=== Element data from apps and pages ===
++++++++++

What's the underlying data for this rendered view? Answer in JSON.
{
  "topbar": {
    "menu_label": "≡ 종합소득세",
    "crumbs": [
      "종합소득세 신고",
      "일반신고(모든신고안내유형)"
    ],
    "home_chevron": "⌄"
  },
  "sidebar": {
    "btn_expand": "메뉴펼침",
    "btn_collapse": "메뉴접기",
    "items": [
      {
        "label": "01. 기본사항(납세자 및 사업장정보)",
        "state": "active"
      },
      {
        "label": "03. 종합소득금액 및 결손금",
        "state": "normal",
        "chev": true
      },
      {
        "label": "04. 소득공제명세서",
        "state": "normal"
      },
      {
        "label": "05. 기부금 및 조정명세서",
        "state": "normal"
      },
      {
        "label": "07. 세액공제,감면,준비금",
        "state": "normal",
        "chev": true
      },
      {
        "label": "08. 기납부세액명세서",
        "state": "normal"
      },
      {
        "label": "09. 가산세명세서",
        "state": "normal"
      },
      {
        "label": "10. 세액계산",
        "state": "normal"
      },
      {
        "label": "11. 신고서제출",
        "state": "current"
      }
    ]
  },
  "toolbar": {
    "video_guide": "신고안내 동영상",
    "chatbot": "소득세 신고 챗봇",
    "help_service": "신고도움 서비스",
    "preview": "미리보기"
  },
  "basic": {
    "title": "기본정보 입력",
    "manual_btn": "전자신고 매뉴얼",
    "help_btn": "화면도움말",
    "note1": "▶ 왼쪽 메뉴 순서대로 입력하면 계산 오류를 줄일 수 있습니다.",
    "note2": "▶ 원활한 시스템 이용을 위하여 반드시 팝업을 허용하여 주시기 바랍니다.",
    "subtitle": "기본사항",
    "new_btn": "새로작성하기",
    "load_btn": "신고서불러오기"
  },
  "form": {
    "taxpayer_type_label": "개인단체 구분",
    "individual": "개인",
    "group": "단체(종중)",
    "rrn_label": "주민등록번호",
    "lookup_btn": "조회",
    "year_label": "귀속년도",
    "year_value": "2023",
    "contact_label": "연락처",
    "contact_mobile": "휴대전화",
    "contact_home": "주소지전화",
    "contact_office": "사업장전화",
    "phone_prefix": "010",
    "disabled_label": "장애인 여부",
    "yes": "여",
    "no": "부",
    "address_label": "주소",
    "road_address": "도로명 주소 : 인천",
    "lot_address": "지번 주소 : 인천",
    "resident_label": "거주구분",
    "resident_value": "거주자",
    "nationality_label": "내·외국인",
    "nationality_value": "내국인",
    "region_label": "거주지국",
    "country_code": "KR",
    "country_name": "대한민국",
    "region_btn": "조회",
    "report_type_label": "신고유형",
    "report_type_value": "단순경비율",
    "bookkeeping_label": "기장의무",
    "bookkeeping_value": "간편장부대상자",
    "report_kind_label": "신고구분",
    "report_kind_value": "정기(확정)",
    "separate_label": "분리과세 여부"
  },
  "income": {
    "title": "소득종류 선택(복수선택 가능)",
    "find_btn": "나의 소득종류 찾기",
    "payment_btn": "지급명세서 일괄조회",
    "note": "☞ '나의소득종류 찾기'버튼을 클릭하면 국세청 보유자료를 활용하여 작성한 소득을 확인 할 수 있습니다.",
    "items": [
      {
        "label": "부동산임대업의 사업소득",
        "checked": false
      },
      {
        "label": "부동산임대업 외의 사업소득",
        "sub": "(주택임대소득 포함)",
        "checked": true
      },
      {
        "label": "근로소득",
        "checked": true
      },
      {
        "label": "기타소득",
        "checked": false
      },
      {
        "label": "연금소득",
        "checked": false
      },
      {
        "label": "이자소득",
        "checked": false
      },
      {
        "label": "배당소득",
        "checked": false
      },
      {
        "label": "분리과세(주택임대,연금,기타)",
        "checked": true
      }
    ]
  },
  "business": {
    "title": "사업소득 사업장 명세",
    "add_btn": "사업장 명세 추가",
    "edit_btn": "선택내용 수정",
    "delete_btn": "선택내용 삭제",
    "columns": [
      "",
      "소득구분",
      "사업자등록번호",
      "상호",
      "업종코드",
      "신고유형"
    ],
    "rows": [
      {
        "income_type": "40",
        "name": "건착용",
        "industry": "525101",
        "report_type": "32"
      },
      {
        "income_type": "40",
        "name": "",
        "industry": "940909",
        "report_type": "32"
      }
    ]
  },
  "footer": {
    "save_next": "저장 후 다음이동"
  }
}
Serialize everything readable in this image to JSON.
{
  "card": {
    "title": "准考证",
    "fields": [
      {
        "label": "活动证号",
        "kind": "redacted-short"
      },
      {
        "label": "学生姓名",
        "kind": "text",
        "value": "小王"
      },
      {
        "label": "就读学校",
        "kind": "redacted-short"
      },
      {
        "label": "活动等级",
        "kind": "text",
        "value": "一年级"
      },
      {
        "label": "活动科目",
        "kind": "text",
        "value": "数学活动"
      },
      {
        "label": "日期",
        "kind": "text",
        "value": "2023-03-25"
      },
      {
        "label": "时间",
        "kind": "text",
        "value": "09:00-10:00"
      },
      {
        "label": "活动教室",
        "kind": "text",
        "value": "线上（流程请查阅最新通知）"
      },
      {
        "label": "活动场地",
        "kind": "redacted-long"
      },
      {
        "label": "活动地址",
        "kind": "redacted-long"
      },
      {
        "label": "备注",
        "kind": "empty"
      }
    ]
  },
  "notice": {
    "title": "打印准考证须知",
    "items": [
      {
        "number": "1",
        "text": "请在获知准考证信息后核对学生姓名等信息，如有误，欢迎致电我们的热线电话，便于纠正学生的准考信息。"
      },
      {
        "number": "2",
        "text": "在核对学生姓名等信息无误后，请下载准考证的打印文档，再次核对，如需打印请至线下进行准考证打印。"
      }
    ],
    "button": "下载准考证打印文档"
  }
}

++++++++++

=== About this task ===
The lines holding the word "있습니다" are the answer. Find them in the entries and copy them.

=== Answer to this problem ===
    "note1": "▶ 왼쪽 메뉴 순서대로 입력하면 계산 오류를 줄일 수 있습니다.",
    "note": "☞ '나의소득종류 찾기'버튼을 클릭하면 국세청 보유자료를 활용하여 작성한 소득을 확인 할 수 있습니다.",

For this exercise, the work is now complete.